On Tuesday night, Tesla, the electric car and energy storage company headed by Elon Musk, will launch its third vehicle, an all-electric SUV called the Model X. After months of suspense, little is still known about the crossover SUV, which follows Tesla's Roadster and Model S cars. The Signature Series, fully-loaded version of the Model X will cost $132,000, just a little more than a comparable Model S sedan, the standard version will cost closer to $75,000. It will have 'falcon wing' doors that open vertically and three rows of seats.
While the rollout for this new SUV has been anticipated for years, the timing is especially serendipitous. Arriving almost within the same news cycle as Volkswagen's crippling scandal—in which the company admitted that it had programmed 11 million of its diesel cars to cheat emissions tests—offers a welcome boost for Tesla. Car owners are both angry at and wary of car makers, feeling betrayed by one of the oldest and largest car manufacturers in the world. The potential for a paradigm shift in the automobile industry looks much more feasible from a public relations standpoint than it did a few weeks ago.
With Apple planning to enter the electric car race within the next half decade, the stakes have never been higher.
For the moment, electric cars are still struggling to break into mainstream car culture in the United States, something Musk is very much banking on with Telsa and the company's forthcoming Gigafactory in Nevada that will make the lithium-ion batteries for the fleet. The factory is slated to be completed in 2017, with a planned production rate of 500,000 cars per year shortly thereafter.
Cheap gas is also causing some short term growing pains, as electric car sales have slowed in recent months. At the same time, interest in larger vehicles, such as trucks and SUVs, is growing.

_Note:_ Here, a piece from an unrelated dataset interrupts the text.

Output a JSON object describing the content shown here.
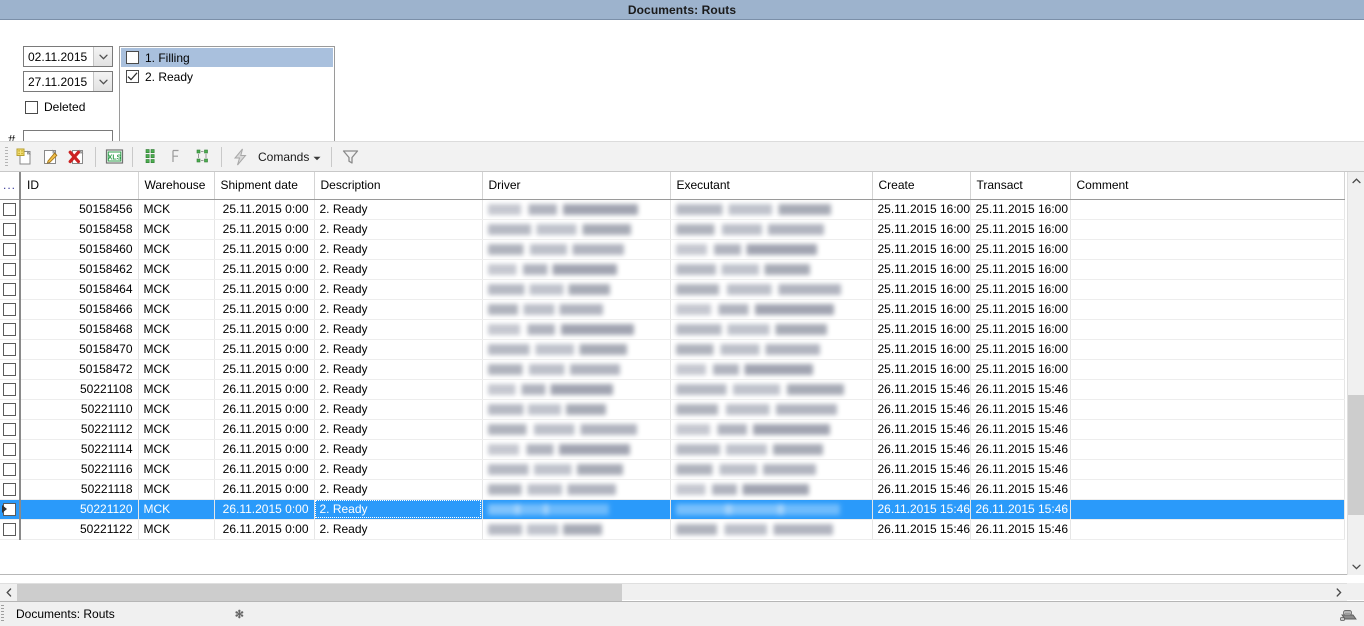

According to BloombergBusiness, the Model X will be competing primarily with premium SUVs largely made by German automakers, such as the Audi Q7, the BMW X5 and the Porsche Cayenne. In response to the Volkswagen scandal, Peter Altmaier, chief of staff to German Chancellor Angela Merkel, called upon German carmakers to prove they are still leaders in the industry by outdoing Tesla in the emerging EV market.
“I know Elon Musk, I met him last year, he’s an impressive guy and his Tesla car is an impressive car,” Altmaier said in an interview with Bloomberg Television in Berlin. “I would be very pleased if the German carmakers would be able to produce an e-car that’s better and cheaper than Elon Musk’s car.”
As ExtremeTech reports, the Model X should have the high-end, electric SUV market all to itself for at least a year, when Audi may start shipping its Q8 E-tron crossover SUV. These crossovers combine the sport utility vehicle appeal with a car platform, making them more practical for so-called "soccer moms" and other suburbanites that value space and versatility. They also open up possibilities to road trip enthusiasts, assuming enough electric car charging stations can be installed at regular intervals throughout the country. The 90 kilowatt-hour battery version of the Model X is projected to have a range of roughly 250 miles. One big plus here: Tesla offers free long distance travel on its Supercharger network of charging stations.
Musk, known for his ability to seize the moment and affinity for the big stage, seems to realize the opportunity created by the current negative attention centered on diesel vehicles. Last week he said that what the Volkswagen episode reveals is that "we’ve reached the limit of what’s possible with diesel and gasoline."
"The time has come to move to a new generation of technology," he said.
Katie Fehrenbacher, a senior writer at Fortune covering the electric car industry, thinks this will be one of Tesla's "most important events in months, and potentially years."
"The Model X is a very important car for Tesla," she recently wrote. "The company is using it to transition into selling multiple products (not just its highly-acclaimed Model S), to attract new kinds of customers (many of them women), and to significantly expand its California factory’s production."